    Just checked out the new Aslan ... very nice. I'm waiting to see the Tumnus before I decide though.

    • See 2 previous
    • Bosozoku Bosozoku on Oct 31, 2014

      @petezeiss Aslan and Tumnus are both characters from The Chronicles of Narnia. But you didn't hear that from me.

  • Fenian Fenian on Oct 31, 2014

    Being that they buck the trend and use an automatic transmission in their Sonata hybrid, I wonder if they will stay with that or move to a CVT.

  • Adamatari Adamatari on Oct 31, 2014

    The "math" of hybrids has been gone over a thousand times. Yes, you can buy a stripper economy car for cheaper, but that's not the point. And no, the Prius isn't that bad, plus it's larger (except for the Prius C). It's not a stripper economy car. In times of low gas prices, it may seem pointless, but gas prices are volatile (as can be seen by the rejoicing over "cheap" $3 gas when gas was closer to $1 not all that long ago). A hybrid buys a car that has a smaller environmental footprint (don't start on the batteries, like the steel and aluminum in normal cars doesn't also have to be mined) that also is insurance against future price spikes. And it's comfortable and easy to drive. I actually like the driving experience. It's different from a gas car, but often that's a good thing. It doesn't lurch at all, which is great especially in cities. I didn't realize I'd come to like it until I drove a Subaru Outback and found the behavior when I hit the gas weird. Both cars have comparable 0-60 times. Funny, that. The "video game" steering is not really an issue, either. It's not fast, it doesn't handle, it can't crawl over rocks or haul dirt (unless you attach a trailer). That's not the point. I've had some sporty cars - a Miata and a Prelude - and they did their thing very well. A Prius is not like that. But I can also fit four people and a ton of stuff, and get 50 mpg. Automakers need these cars as well, because the future is not set in stone. Another gas price spike and they will need them. I am sure there is at least one person at GM that realizes how stupid they were to get rid of the EV1, which could have put them ahead of every single other automaker on electric cars (they could have trumped Tesla and Nissan). These cars are normal now and will become much more attractive next time gas prices spike (which will happen, sooner or later). The ones who have put in the work will reap the rewards, as Toyota does with the Prius and Tesla with the Model S.
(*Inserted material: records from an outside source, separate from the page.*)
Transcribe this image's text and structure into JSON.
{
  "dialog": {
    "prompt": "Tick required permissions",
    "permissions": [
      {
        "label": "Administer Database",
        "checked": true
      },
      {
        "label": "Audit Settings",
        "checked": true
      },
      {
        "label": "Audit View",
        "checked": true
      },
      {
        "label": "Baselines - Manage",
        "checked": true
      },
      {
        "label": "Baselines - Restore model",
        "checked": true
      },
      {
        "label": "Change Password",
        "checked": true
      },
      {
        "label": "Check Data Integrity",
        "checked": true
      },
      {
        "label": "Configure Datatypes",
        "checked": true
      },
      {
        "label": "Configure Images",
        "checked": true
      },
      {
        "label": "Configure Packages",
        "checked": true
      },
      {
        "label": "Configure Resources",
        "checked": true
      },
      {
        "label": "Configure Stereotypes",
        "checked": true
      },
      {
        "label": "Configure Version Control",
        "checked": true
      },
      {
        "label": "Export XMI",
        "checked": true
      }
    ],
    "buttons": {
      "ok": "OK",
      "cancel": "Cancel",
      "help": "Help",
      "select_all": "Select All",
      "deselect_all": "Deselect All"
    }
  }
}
  • STRATOS STRATOS on Oct 31, 2014

    The Japanese auto makers do not fear German or American makes but they do fear Korean auto makers.They see real competition in their approach in making cars. They are not just" me too "type corporations.

    • Bosozoku Bosozoku on Oct 31, 2014

      South Korean industry has been eating Japan's lunch for a while now in some sectors. Smartphones, TVs, etc., pretty much anything Samsung and LG are dominating right now, were once the bread and butter of Japanese companies. It's the stated goal of at least one of the Korean chaebols to beat their Japanese rivals at their own game; this may be purely business, but Japan's brutal but influential past as Korea's colonial overlord no doubt pushes that drive every bit as much as making money.